__Records shown__:
****************************************

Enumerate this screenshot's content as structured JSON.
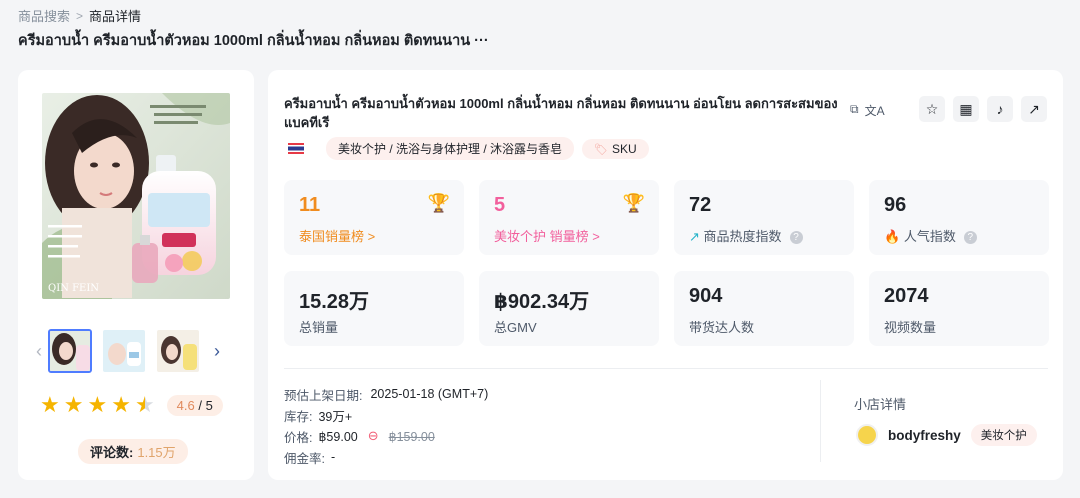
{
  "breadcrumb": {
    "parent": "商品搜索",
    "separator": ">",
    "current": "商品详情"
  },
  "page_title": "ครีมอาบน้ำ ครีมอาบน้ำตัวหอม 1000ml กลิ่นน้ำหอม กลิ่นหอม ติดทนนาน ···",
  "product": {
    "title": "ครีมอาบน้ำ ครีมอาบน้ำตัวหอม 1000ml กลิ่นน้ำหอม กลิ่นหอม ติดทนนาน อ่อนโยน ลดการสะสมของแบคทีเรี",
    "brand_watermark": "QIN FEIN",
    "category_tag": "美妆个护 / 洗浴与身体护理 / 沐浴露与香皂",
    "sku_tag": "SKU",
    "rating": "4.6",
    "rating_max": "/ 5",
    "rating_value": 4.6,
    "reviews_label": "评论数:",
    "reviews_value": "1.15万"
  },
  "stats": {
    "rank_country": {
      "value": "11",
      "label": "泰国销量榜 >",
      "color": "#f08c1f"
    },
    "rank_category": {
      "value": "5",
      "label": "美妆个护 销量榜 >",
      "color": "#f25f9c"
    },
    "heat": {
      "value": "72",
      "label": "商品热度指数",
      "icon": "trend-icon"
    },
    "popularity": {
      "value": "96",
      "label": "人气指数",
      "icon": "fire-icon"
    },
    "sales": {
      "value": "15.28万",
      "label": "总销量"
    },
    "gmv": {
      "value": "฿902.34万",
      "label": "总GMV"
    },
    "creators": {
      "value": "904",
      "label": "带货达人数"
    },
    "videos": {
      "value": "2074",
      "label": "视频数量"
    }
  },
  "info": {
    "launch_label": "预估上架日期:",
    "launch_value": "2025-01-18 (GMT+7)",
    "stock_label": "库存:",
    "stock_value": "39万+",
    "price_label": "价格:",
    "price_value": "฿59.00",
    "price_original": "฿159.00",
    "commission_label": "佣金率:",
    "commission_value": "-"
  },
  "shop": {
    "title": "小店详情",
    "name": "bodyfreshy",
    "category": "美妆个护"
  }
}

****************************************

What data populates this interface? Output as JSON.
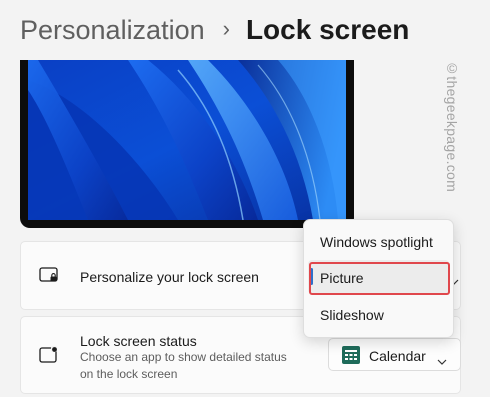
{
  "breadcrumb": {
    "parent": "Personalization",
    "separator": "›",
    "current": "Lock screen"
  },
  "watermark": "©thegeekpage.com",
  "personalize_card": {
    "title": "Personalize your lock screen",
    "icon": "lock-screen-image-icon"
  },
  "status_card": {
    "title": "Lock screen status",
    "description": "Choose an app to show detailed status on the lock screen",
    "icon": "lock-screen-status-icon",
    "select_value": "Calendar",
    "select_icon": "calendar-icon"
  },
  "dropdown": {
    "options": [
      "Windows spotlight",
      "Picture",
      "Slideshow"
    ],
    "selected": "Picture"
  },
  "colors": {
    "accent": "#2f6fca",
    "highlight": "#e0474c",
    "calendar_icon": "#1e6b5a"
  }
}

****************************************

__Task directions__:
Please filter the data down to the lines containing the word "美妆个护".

__Result below__:
    "category_tag": "美妆个护 / 洗浴与身体护理 / 沐浴露与香皂",
      "label": "美妆个护 销量榜 >",
    "category": "美妆个护"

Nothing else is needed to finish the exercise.